──────── Input for this task ────────

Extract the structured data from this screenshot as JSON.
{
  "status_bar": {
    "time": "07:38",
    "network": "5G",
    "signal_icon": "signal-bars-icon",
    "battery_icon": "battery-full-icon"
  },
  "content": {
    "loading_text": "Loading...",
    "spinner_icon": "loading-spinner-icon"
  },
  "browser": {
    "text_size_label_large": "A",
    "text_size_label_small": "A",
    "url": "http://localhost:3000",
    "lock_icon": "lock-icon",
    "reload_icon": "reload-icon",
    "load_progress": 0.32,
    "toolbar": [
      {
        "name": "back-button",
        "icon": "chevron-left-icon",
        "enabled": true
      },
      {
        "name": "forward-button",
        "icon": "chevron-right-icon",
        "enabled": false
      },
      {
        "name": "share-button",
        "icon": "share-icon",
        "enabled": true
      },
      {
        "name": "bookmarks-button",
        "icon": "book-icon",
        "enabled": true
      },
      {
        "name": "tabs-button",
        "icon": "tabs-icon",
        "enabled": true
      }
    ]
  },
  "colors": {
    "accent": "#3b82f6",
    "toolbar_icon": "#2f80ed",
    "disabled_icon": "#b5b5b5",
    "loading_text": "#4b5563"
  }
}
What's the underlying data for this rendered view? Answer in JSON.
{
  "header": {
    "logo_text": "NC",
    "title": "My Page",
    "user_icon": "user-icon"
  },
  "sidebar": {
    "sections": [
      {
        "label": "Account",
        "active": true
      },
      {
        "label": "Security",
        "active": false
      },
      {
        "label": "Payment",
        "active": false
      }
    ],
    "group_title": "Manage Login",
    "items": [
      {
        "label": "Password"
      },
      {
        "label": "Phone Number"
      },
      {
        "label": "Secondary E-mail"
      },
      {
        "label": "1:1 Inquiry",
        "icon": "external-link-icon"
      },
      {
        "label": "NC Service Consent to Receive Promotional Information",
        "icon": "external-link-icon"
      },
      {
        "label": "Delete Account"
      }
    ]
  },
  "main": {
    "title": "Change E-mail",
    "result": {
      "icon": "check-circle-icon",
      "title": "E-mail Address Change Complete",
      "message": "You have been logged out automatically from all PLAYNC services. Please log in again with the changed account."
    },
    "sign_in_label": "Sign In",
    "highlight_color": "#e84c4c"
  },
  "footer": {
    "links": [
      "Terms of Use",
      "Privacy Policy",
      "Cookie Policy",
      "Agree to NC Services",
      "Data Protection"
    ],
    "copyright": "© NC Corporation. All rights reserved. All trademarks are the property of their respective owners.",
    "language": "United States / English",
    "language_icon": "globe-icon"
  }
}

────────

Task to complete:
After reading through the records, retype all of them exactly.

Written response:
Extract the structured data from this screenshot as JSON.
{
  "status_bar": {
    "time": "07:38",
    "network": "5G",
    "signal_icon": "signal-bars-icon",
    "battery_icon": "battery-full-icon"
  },
  "content": {
    "loading_text": "Loading...",
    "spinner_icon": "loading-spinner-icon"
  },
  "browser": {
    "text_size_label_large": "A",
    "text_size_label_small": "A",
    "url": "http://localhost:3000",
    "lock_icon": "lock-icon",
    "reload_icon": "reload-icon",
    "load_progress": 0.32,
    "toolbar": [
      {
        "name": "back-button",
        "icon": "chevron-left-icon",
        "enabled": true
      },
      {
        "name": "forward-button",
        "icon": "chevron-right-icon",
        "enabled": false
      },
      {
        "name": "share-button",
        "icon": "share-icon",
        "enabled": true
      },
      {
        "name": "bookmarks-button",
        "icon": "book-icon",
        "enabled": true
      },
      {
        "name": "tabs-button",
        "icon": "tabs-icon",
        "enabled": true
      }
    ]
  },
  "colors": {
    "accent": "#3b82f6",
    "toolbar_icon": "#2f80ed",
    "disabled_icon": "#b5b5b5",
    "loading_text": "#4b5563"
  }
}
What's the underlying data for this rendered view? Answer in JSON.
{
  "header": {
    "logo_text": "NC",
    "title": "My Page",
    "user_icon": "user-icon"
  },
  "sidebar": {
    "sections": [
      {
        "label": "Account",
        "active": true
      },
      {
        "label": "Security",
        "active": false
      },
      {
        "label": "Payment",
        "active": false
      }
    ],
    "group_title": "Manage Login",
    "items": [
      {
        "label": "Password"
      },
      {
        "label": "Phone Number"
      },
      {
        "label": "Secondary E-mail"
      },
      {
        "label": "1:1 Inquiry",
        "icon": "external-link-icon"
      },
      {
        "label": "NC Service Consent to Receive Promotional Information",
        "icon": "external-link-icon"
      },
      {
        "label": "Delete Account"
      }
    ]
  },
  "main": {
    "title": "Change E-mail",
    "result": {
      "icon": "check-circle-icon",
      "title": "E-mail Address Change Complete",
      "message": "You have been logged out automatically from all PLAYNC services. Please log in again with the changed account."
    },
    "sign_in_label": "Sign In",
    "highlight_color": "#e84c4c"
  },
  "footer": {
    "links": [
      "Terms of Use",
      "Privacy Policy",
      "Cookie Policy",
      "Agree to NC Services",
      "Data Protection"
    ],
    "copyright": "© NC Corporation. All rights reserved. All trademarks are the property of their respective owners.",
    "language": "United States / English",
    "language_icon": "globe-icon"
  }
}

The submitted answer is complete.